Here is an electric car with over 300 miles of range that can seat up to seven, has acceleration to demolish an Aston Martin and features zero tailpipe emissions. There's now a choice of either 75 or 100 kWh battery outputs and either way, you get standard 'Dual Motor All Wheel Drive'. At the top of the range, there's a flagship P100D flagship variant with super saloon-style performance. Here's what the future looks like - and it's cause for celebration.
What are the driving characteristics you'd look for in a big luxury car? We'd be looking for hushed refinement, a smooth step-off the line, instant acceleration as soon as you prod the throttle and the handling ability of a smaller car. The Tesla Model S delivers all of these things and more. The 2.2-tonne kerb weight hints at a rather portly demeanour but the Model S handles a good deal more sharply than you might imagine. The steering can be switched between three settings - Comfort, Normal and Sport - changing the weight of feel but not markedly adjusting the level of feedback. Ride quality is better than you'd expect from a vehicle running on 21-inch wheels. Air suspension is optional and worth having. As you'd expect from an EV, there's no gearbox as such, so power transfer is even smoother than the best automatic transmissions.
That power comes courtesy of batteries developed by Panasonic which sit under the floor of the car, keeping the centre of gravity low, while the electric motor sits atop the rear axle. In the mainstream range, customers choose between 75 kWh and 100 kWh variants. Even with the 75 kWh version, sixty is just 4.2s away from rest, so you'll be looking at very rapid progress. All derivatives get standard Dual Motor All Wheel Drive, which gives you get two electric motors, one sitting on the front axle, the other driving from the rear. With the power spread around the drivetrain, you've of course got the perfect recipe for AWD traction.
The same AWD set-up is used by the insane flagship 'P100D' variant. 'Insane' is a word we feel we have to use because it designates the most frantic of this top Tesla's three driving modes - the others being 'Normal' and 'Sport'. Go 'Insane' and 60mph is just 2.5s away from rest, courtesy of a 761bhp combined power output. As advertised, there's nothing else with four or five seats that can get remotely close to this kind of pace.

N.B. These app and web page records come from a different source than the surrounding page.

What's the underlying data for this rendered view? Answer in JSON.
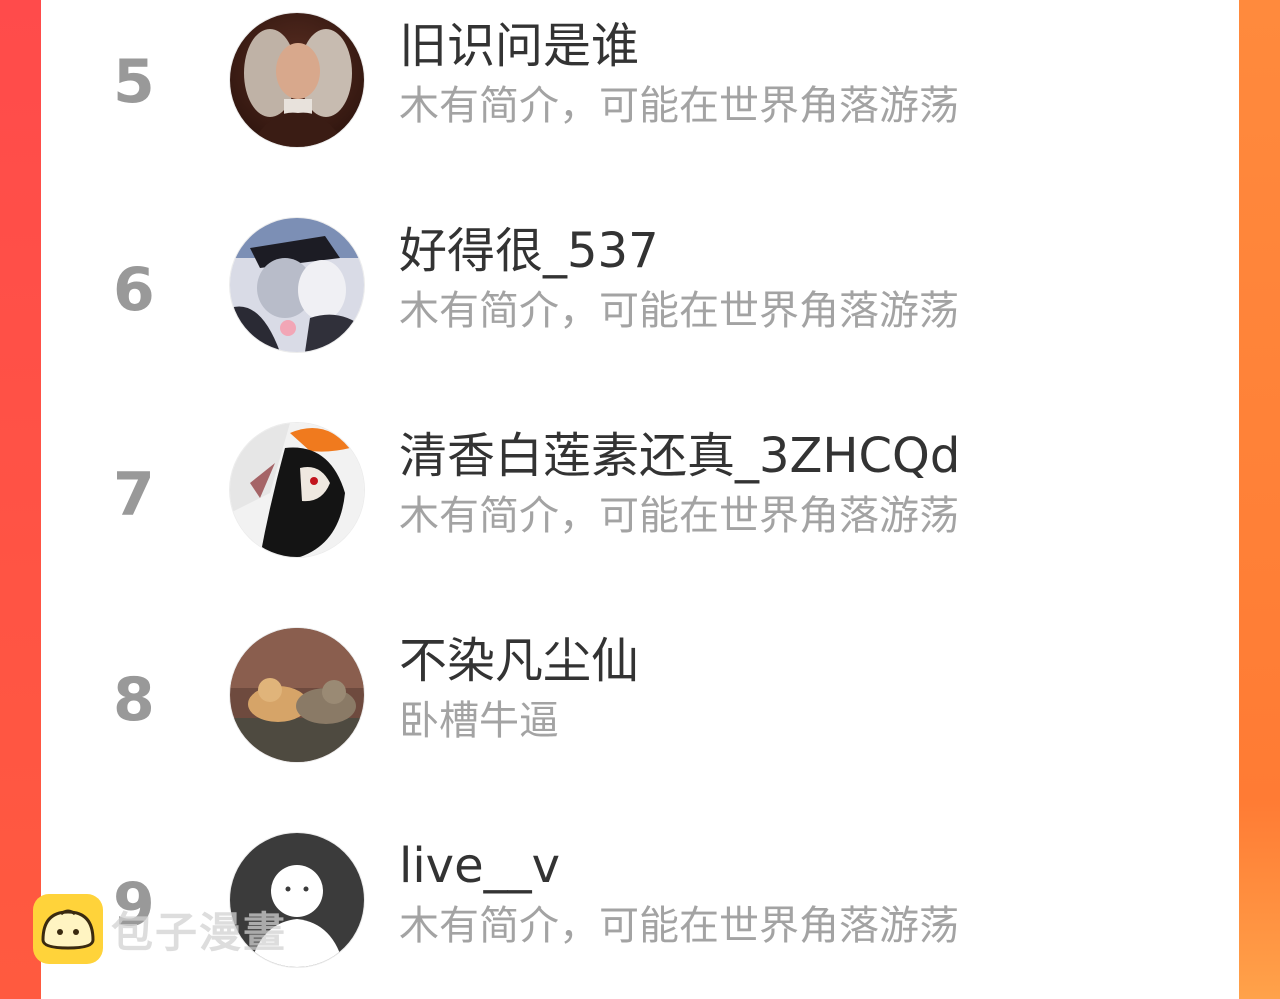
{
  "ranking": [
    {
      "rank": "5",
      "name": "旧识问是谁",
      "bio": "木有简介，可能在世界角落游荡",
      "avatar": "portrait-avatar"
    },
    {
      "rank": "6",
      "name": "好得很_537",
      "bio": "木有简介，可能在世界角落游荡",
      "avatar": "anime-couple-avatar"
    },
    {
      "rank": "7",
      "name": "清香白莲素还真_3ZHCQd",
      "bio": "木有简介，可能在世界角落游荡",
      "avatar": "anime-mask-avatar"
    },
    {
      "rank": "8",
      "name": "不染凡尘仙",
      "bio": "卧槽牛逼",
      "avatar": "cats-avatar"
    },
    {
      "rank": "9",
      "name": "live__v",
      "bio": "木有简介，可能在世界角落游荡",
      "avatar": "default-avatar"
    }
  ],
  "watermark": {
    "text": "包子漫畫",
    "icon": "bun-icon"
  },
  "colors": {
    "frame_left": "#ff4b4b",
    "frame_right": "#ff8a3d",
    "rank": "#999999",
    "name": "#333333",
    "bio": "#a3a3a3"
  }
}
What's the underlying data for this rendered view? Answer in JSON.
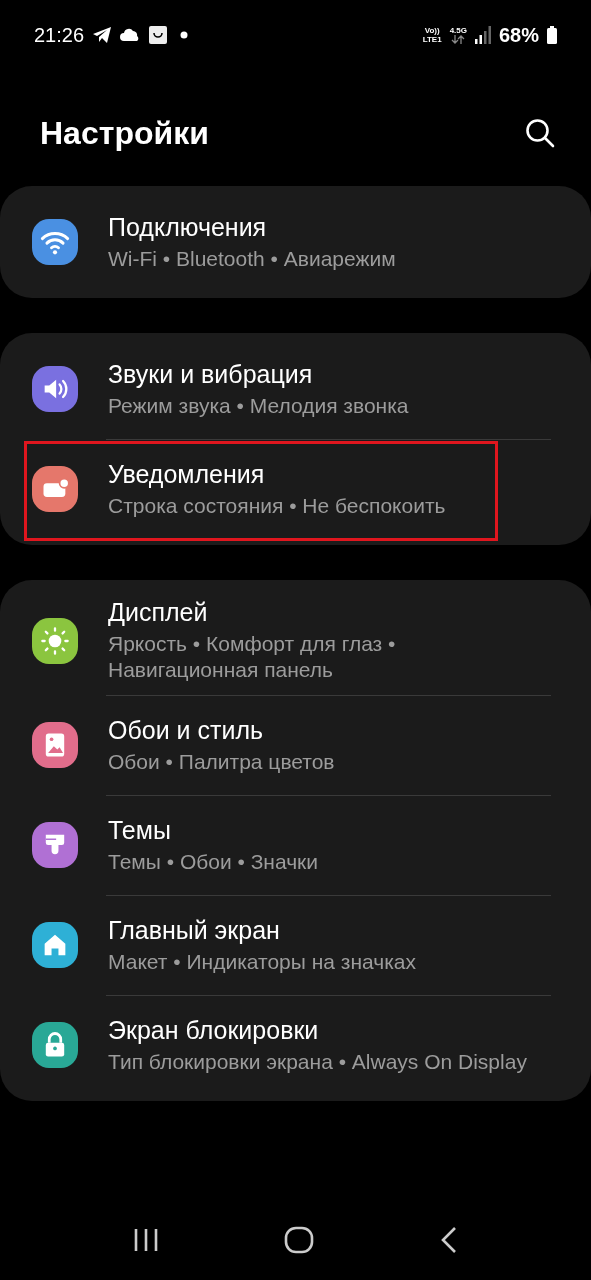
{
  "status_bar": {
    "time": "21:26",
    "volte": "Vo))",
    "lte": "LTE1",
    "network": "4.5G",
    "battery": "68%"
  },
  "header": {
    "title": "Настройки"
  },
  "groups": [
    {
      "items": [
        {
          "kind": "wifi",
          "color": "#4a90e2",
          "title": "Подключения",
          "subtitle": "Wi-Fi • Bluetooth • Авиарежим",
          "highlighted": false
        }
      ]
    },
    {
      "items": [
        {
          "kind": "sound",
          "color": "#7a70e0",
          "title": "Звуки и вибрация",
          "subtitle": "Режим звука • Мелодия звонка",
          "highlighted": false
        },
        {
          "kind": "notification",
          "color": "#e5776b",
          "title": "Уведомления",
          "subtitle": "Строка состояния • Не беспокоить",
          "highlighted": true
        }
      ]
    },
    {
      "items": [
        {
          "kind": "display",
          "color": "#8bc53f",
          "title": "Дисплей",
          "subtitle": "Яркость • Комфорт для глаз • Навигационная панель",
          "highlighted": false
        },
        {
          "kind": "wallpaper",
          "color": "#e16d8b",
          "title": "Обои и стиль",
          "subtitle": "Обои • Палитра цветов",
          "highlighted": false
        },
        {
          "kind": "themes",
          "color": "#b070d4",
          "title": "Темы",
          "subtitle": "Темы • Обои • Значки",
          "highlighted": false
        },
        {
          "kind": "home",
          "color": "#2eb0d6",
          "title": "Главный экран",
          "subtitle": "Макет • Индикаторы на значках",
          "highlighted": false
        },
        {
          "kind": "lock",
          "color": "#29a896",
          "title": "Экран блокировки",
          "subtitle": "Тип блокировки экрана • Always On Display",
          "highlighted": false
        }
      ]
    }
  ]
}
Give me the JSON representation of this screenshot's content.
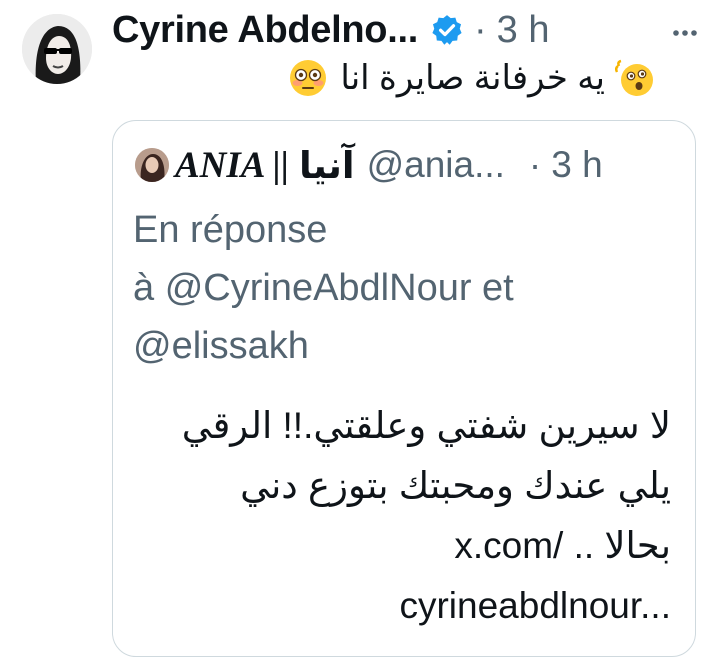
{
  "tweet": {
    "display_name": "Cyrine Abdelno...",
    "separator": "·",
    "time": "3 h",
    "text": "يه خرفانة صايرة انا",
    "verified_icon": "verified-badge-icon",
    "more_icon": "more-options-icon",
    "emoji_left": "flushed-face-emoji",
    "emoji_right": "dizzy-face-emoji"
  },
  "quote": {
    "display_name": "ANIA || آنيا",
    "display_name_latin": "ANIA ||",
    "display_name_arabic": "آنيا",
    "handle": "@ania...",
    "separator": "·",
    "time": "3 h",
    "reply_lines": [
      "En réponse",
      "à @CyrineAbdlNour et",
      "@elissakh"
    ],
    "body_lines": [
      "لا سيرين شفتي وعلقتي.!! الرقي",
      "يلي عندك ومحبتك بتوزع دني",
      "بحالا .. /x.com",
      "cyrineabdlnour..."
    ]
  },
  "colors": {
    "text": "#0f1419",
    "secondary": "#536471",
    "verified": "#1d9bf0",
    "border": "#cfd9de"
  }
}
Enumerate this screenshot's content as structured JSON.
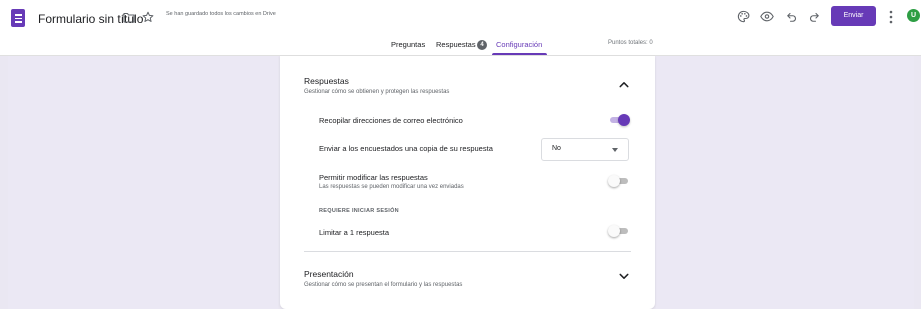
{
  "header": {
    "title": "Formulario sin título",
    "saved_status": "Se han guardado todos los cambios en Drive",
    "send_label": "Enviar",
    "avatar_letter": "U",
    "icons": [
      "forms-logo-icon",
      "folder-icon",
      "star-icon",
      "palette-icon",
      "preview-eye-icon",
      "undo-icon",
      "redo-icon",
      "more-vert-icon"
    ]
  },
  "tabs": {
    "questions": "Preguntas",
    "responses": "Respuestas",
    "responses_count": "4",
    "settings": "Configuración",
    "active": "Configuración",
    "total_points": "Puntos totales: 0"
  },
  "responses_section": {
    "title": "Respuestas",
    "subtitle": "Gestionar cómo se obtienen y protegen las respuestas",
    "expanded": true,
    "collect_emails": {
      "label": "Recopilar direcciones de correo electrónico",
      "on": true
    },
    "send_copy": {
      "label": "Enviar a los encuestados una copia de su respuesta",
      "value": "No"
    },
    "allow_edit": {
      "label": "Permitir modificar las respuestas",
      "sublabel": "Las respuestas se pueden modificar una vez enviadas",
      "on": false
    },
    "requires_signin": "REQUIERE INICIAR SESIÓN",
    "limit_one": {
      "label": "Limitar a 1 respuesta",
      "on": false
    }
  },
  "presentation_section": {
    "title": "Presentación",
    "subtitle": "Gestionar cómo se presentan el formulario y las respuestas",
    "expanded": false
  },
  "colors": {
    "accent": "#673ab7",
    "background": "#eae7f2",
    "avatar": "#2e9e44"
  }
}
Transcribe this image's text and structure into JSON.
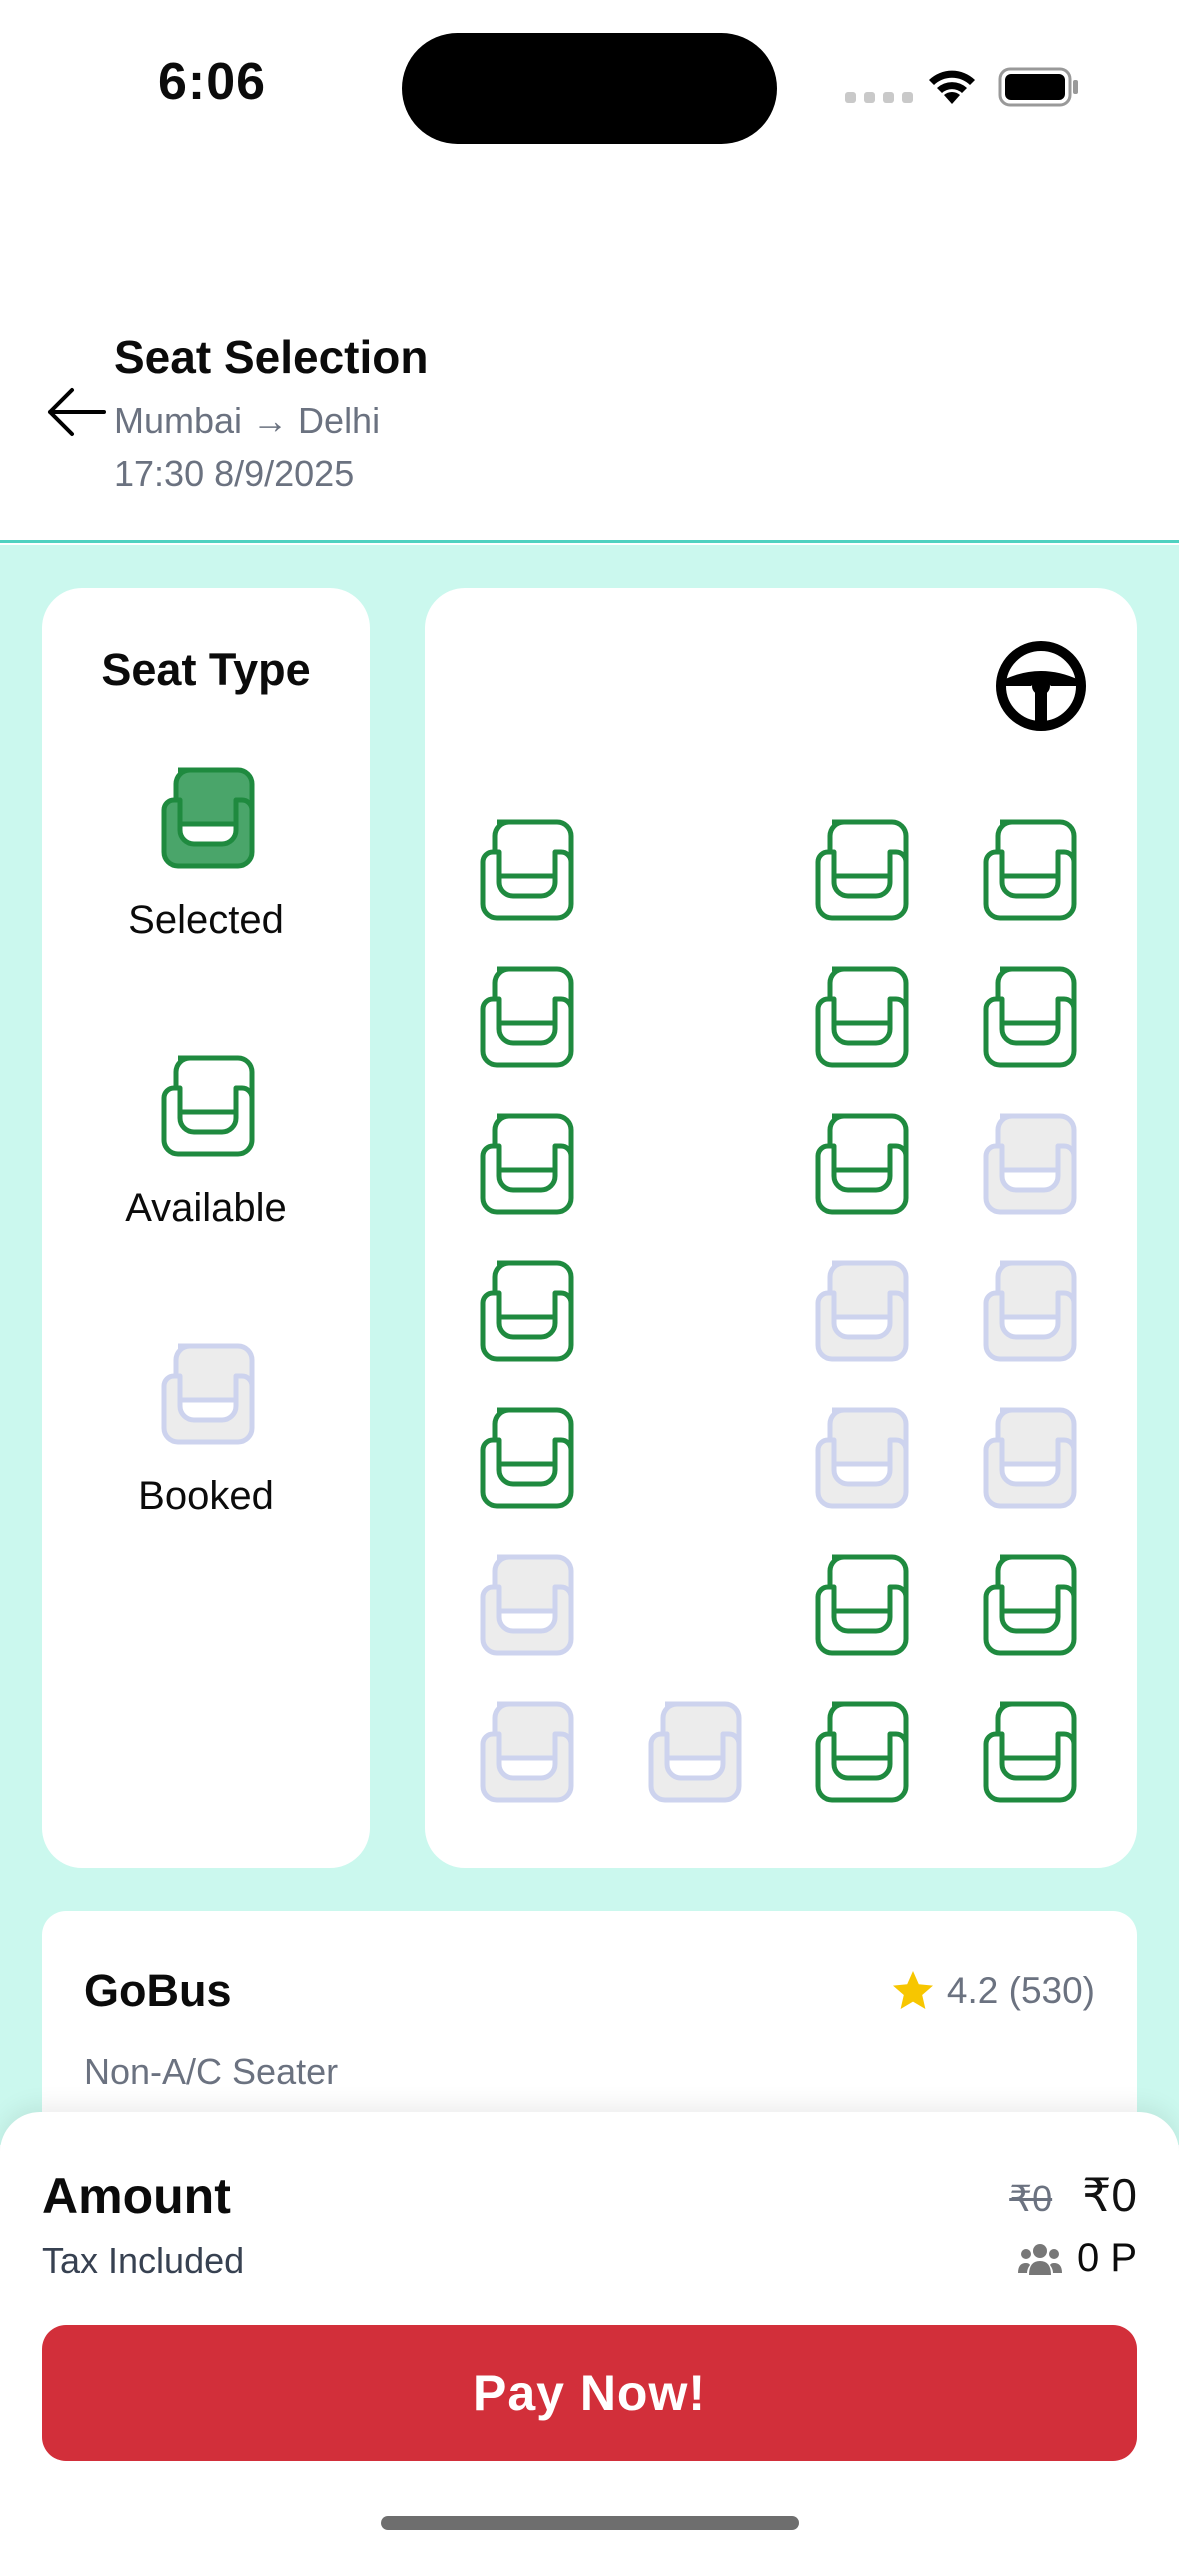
{
  "status_bar": {
    "time": "6:06"
  },
  "header": {
    "title": "Seat Selection",
    "route": "Mumbai → Delhi",
    "datetime": "17:30 8/9/2025"
  },
  "legend": {
    "title": "Seat Type",
    "items": [
      {
        "label": "Selected",
        "state": "selected"
      },
      {
        "label": "Available",
        "state": "available"
      },
      {
        "label": "Booked",
        "state": "booked"
      }
    ]
  },
  "seat_map": {
    "icon": "steering-wheel-icon",
    "rows": [
      [
        "available",
        null,
        "available",
        "available"
      ],
      [
        "available",
        null,
        "available",
        "available"
      ],
      [
        "available",
        null,
        "available",
        "booked"
      ],
      [
        "available",
        null,
        "booked",
        "booked"
      ],
      [
        "available",
        null,
        "booked",
        "booked"
      ],
      [
        "booked",
        null,
        "available",
        "available"
      ],
      [
        "booked",
        "booked",
        "available",
        "available"
      ]
    ]
  },
  "operator": {
    "name": "GoBus",
    "type": "Non-A/C Seater",
    "rating": "4.2 (530)"
  },
  "summary": {
    "amount_label": "Amount",
    "tax_label": "Tax Included",
    "old_price": "₹0",
    "price": "₹0",
    "passengers": "0 P",
    "pay_label": "Pay Now!"
  },
  "colors": {
    "accent_green": "#1f8a3f",
    "selected_fill": "#4aa56a",
    "booked_fill": "#ececec",
    "booked_stroke": "#cdd3ee",
    "mint_bg": "#cbf8ee",
    "pay_red": "#d22f3a"
  }
}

Tesla deliberately set out to style this car in a relatively conservative fashion so as not to alienate its core buyers. There's even a dummy air intake at the front. The car it most closely resembles in external dimension is a Porsche Panamera, but when you check the tape measure, you realise quite what a massive car this is. At 4978mm long, 1964mm wide and 1435mm high, it's 8mm longer, 33mm wider and 17mm taller than a Porsche Panamera, which is already a pretty sizeable hunk of automotive real estate. The width makes it feel a handful on narrow city streets but there's plenty of space inside.
The Tesla Model S is a remarkable vehicle. It changes the way you'll view the whole concept of a motor car. As long as you are willing to alter your long-held preconceptions of what an automobile demands and, in turn, delivers, the Model S demonstrates that the genuinely practical electric vehicle has been achieved. Caveats are few. Yes, battery charging does require a little more thought than just topping up a tank and if a car is shared between a married couple for instance, you'll both need to be on the ball with it.
Other than that, it's a tour de force. The interior is adventurous, the packaging ingenious, the styling sleek and mature in its execution. It's searingly rapid, wonderfully refined and rides and handles well. If this is the future of cars, bring it on. The internal combustion engine has had a good innings and certainly has charisma, but the Tesla Model S opens a window to a better way.Click here to find out more about our Tesla Model S range